Quinoa is a fast-growing crop, ready to harvest after 4-5 months from planting. This protein rich broad leaf may face competition from weeds especially during the first two to three weeks.

Quinoa thrives in cooler weather and due to its’ deep taproots, it is extremely drought tolerant. As it originates from the Andean mountains, it can tolerate high levels of salt, wind, and frost.

Ideally plant quinoa to loose, sandy soil with a pH level from 6.0 to 8.5. Some growers have found that it suits well to a crop rotation with grasses. Quinoa is prone to several fungal diseases, that is why good drainage is important. Quinoa flowers also attract beneficial insects.

Depending on the variety, optimal growing conditions are in cool climates with temperatures that vary between −4 °C during the night to near 35 °C during the day.

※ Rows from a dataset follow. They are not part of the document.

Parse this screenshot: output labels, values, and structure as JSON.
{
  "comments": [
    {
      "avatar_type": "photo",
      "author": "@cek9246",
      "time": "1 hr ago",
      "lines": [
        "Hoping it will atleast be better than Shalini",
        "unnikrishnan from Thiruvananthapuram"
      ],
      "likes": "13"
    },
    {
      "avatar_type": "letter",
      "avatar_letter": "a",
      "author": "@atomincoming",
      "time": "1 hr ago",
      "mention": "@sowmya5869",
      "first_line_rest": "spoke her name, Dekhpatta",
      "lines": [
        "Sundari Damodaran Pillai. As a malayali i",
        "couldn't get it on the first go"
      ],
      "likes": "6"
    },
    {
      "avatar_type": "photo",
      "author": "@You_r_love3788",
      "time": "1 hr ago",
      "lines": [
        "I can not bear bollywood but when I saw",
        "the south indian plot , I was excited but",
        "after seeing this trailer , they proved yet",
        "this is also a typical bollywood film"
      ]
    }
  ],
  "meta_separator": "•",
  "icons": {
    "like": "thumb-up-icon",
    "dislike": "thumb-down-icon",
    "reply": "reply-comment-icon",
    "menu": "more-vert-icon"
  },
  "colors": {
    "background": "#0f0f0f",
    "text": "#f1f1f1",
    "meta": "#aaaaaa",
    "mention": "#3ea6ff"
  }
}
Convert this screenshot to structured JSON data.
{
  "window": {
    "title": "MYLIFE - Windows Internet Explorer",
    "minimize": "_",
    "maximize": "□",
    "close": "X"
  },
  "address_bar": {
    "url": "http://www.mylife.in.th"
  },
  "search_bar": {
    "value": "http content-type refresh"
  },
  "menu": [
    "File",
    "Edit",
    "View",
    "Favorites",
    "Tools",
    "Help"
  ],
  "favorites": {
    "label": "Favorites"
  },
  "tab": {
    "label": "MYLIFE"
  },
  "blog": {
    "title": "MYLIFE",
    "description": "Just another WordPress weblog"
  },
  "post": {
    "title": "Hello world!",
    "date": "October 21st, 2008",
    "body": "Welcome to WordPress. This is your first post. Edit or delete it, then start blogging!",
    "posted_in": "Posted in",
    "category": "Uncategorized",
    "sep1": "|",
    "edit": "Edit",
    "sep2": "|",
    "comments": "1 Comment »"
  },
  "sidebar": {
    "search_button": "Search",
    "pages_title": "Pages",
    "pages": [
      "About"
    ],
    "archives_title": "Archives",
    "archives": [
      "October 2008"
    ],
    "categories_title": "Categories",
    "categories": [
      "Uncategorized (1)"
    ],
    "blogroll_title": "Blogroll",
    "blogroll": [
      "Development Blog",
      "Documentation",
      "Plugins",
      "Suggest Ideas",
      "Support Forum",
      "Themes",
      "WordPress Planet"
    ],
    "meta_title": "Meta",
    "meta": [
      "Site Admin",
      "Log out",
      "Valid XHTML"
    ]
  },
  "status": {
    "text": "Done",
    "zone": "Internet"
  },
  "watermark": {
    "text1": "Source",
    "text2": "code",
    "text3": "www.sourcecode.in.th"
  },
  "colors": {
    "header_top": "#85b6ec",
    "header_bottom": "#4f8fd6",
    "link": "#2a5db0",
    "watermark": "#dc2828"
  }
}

Due to its high demand, this superfood has faced supply shortages in the past years, making it also an attractive cash crop

Quinoa regenerative agriculture
Quinoa cover crop field